# WHAT TO WORK ON
Where an entry contains a picture, omit the picture and repeat the rest exactly.

# DATA SHOWN
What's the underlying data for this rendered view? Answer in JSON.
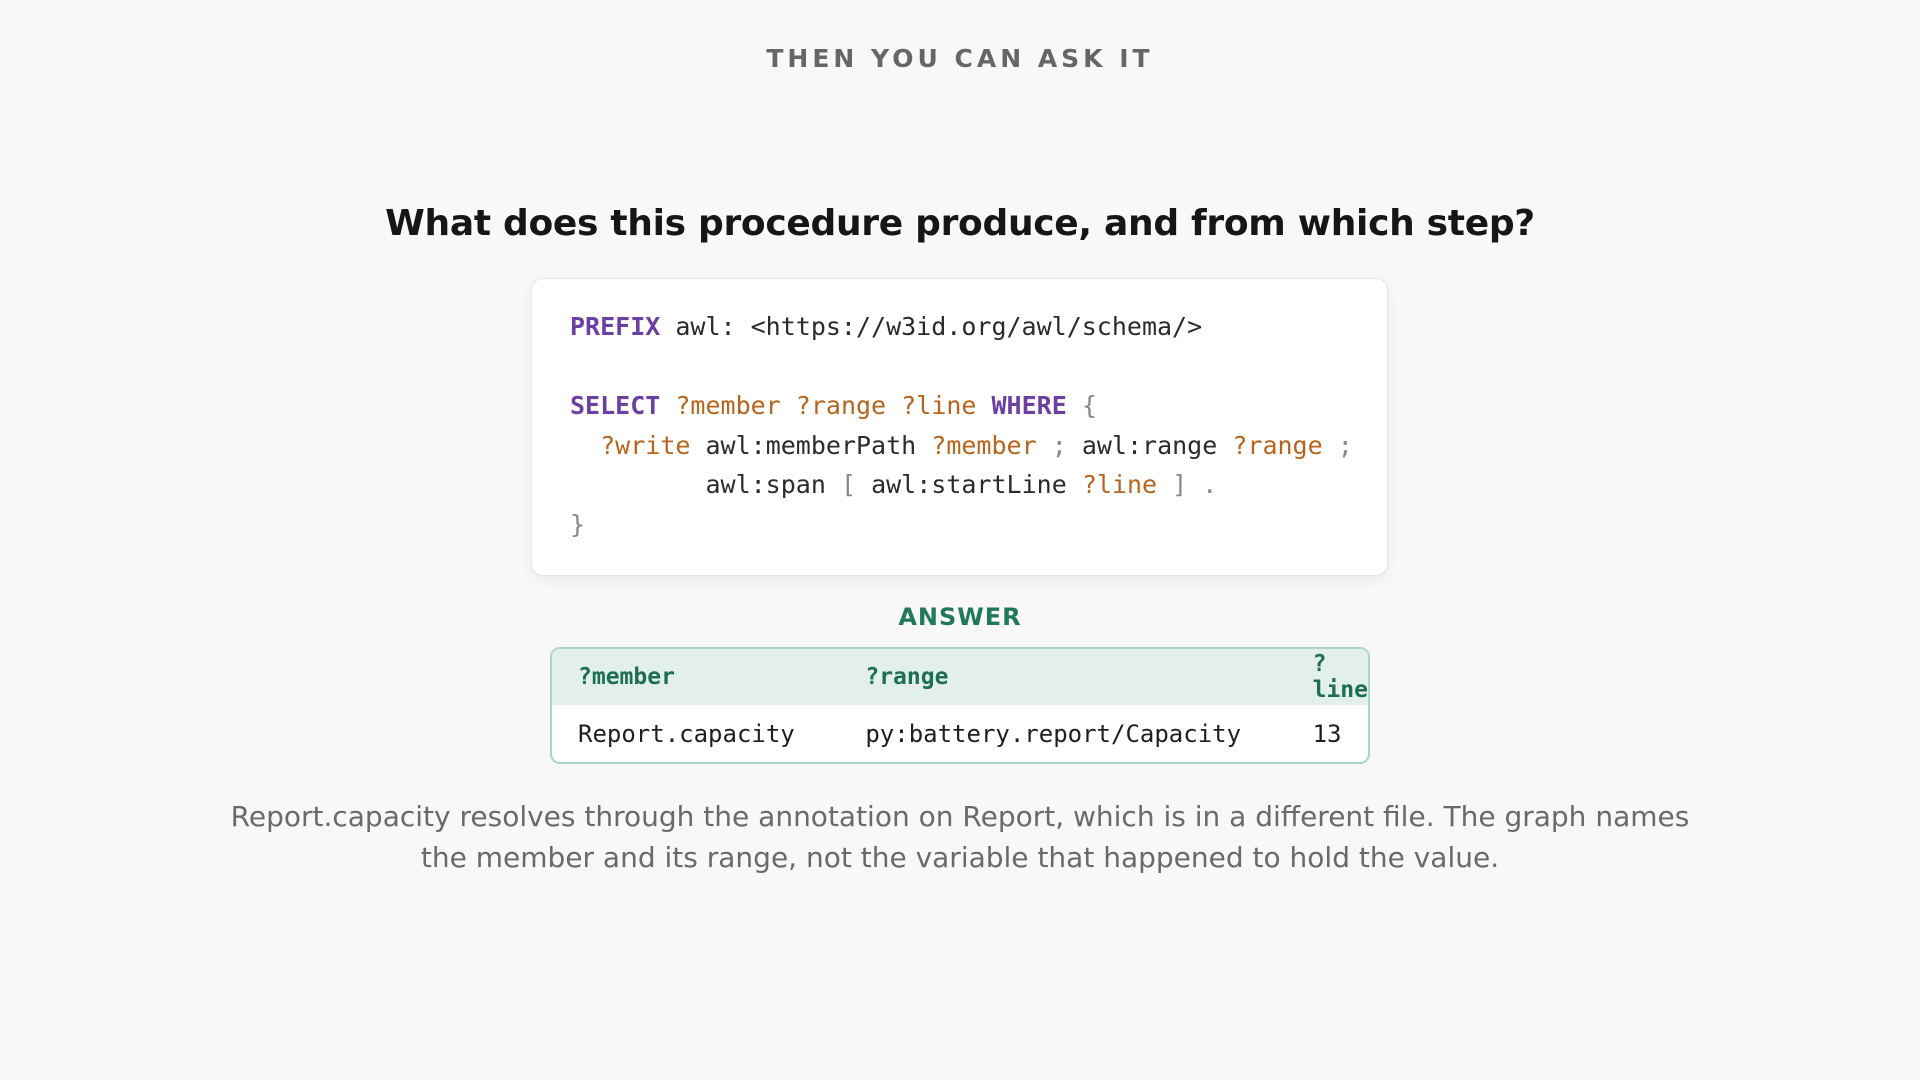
{
  "kicker": "THEN YOU CAN ASK IT",
  "question": "What does this procedure produce, and from which step?",
  "query": {
    "line1": {
      "kw_prefix": "PREFIX",
      "prefix_rest": " awl: <https://w3id.org/awl/schema/>"
    },
    "line3": {
      "kw_select": "SELECT",
      "v_member": "?member",
      "v_range": "?range",
      "v_line": "?line",
      "kw_where": "WHERE",
      "brace_open": "{"
    },
    "line4": {
      "v_write": "?write",
      "pred_member_path": "awl:memberPath",
      "v_member": "?member",
      "semi1": ";",
      "pred_range": "awl:range",
      "v_range": "?range",
      "semi2": ";"
    },
    "line5": {
      "pred_span": "awl:span",
      "bracket_open": "[",
      "pred_start_line": "awl:startLine",
      "v_line": "?line",
      "bracket_close": "]",
      "dot": "."
    },
    "line6": {
      "brace_close": "}"
    }
  },
  "answer": {
    "label": "ANSWER",
    "columns": [
      "?member",
      "?range",
      "?line"
    ],
    "rows": [
      [
        "Report.capacity",
        "py:battery.report/Capacity",
        "13"
      ]
    ]
  },
  "caption": "Report.capacity resolves through the annotation on Report, which is in a different file. The graph names the member and its range, not the variable that happened to hold the value.",
  "colors": {
    "background": "#f9f8f6",
    "keyword": "#6b3fa3",
    "variable": "#b5651d",
    "accent": "#1e7a5a",
    "table_header_bg": "#e2efea",
    "table_border": "#a9d6c6"
  }
}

# SOLUTION TO THIS EXERCISE
What's the underlying data for this rendered view? Answer in JSON.
{
  "kicker": "THEN YOU CAN ASK IT",
  "question": "What does this procedure produce, and from which step?",
  "query": {
    "line1": {
      "kw_prefix": "PREFIX",
      "prefix_rest": " awl: <https://w3id.org/awl/schema/>"
    },
    "line3": {
      "kw_select": "SELECT",
      "v_member": "?member",
      "v_range": "?range",
      "v_line": "?line",
      "kw_where": "WHERE",
      "brace_open": "{"
    },
    "line4": {
      "v_write": "?write",
      "pred_member_path": "awl:memberPath",
      "v_member": "?member",
      "semi1": ";",
      "pred_range": "awl:range",
      "v_range": "?range",
      "semi2": ";"
    },
    "line5": {
      "pred_span": "awl:span",
      "bracket_open": "[",
      "pred_start_line": "awl:startLine",
      "v_line": "?line",
      "bracket_close": "]",
      "dot": "."
    },
    "line6": {
      "brace_close": "}"
    }
  },
  "answer": {
    "label": "ANSWER",
    "columns": [
      "?member",
      "?range",
      "?line"
    ],
    "rows": [
      [
        "Report.capacity",
        "py:battery.report/Capacity",
        "13"
      ]
    ]
  },
  "caption": "Report.capacity resolves through the annotation on Report, which is in a different file. The graph names the member and its range, not the variable that happened to hold the value.",
  "colors": {
    "background": "#f9f8f6",
    "keyword": "#6b3fa3",
    "variable": "#b5651d",
    "accent": "#1e7a5a",
    "table_header_bg": "#e2efea",
    "table_border": "#a9d6c6"
  }
}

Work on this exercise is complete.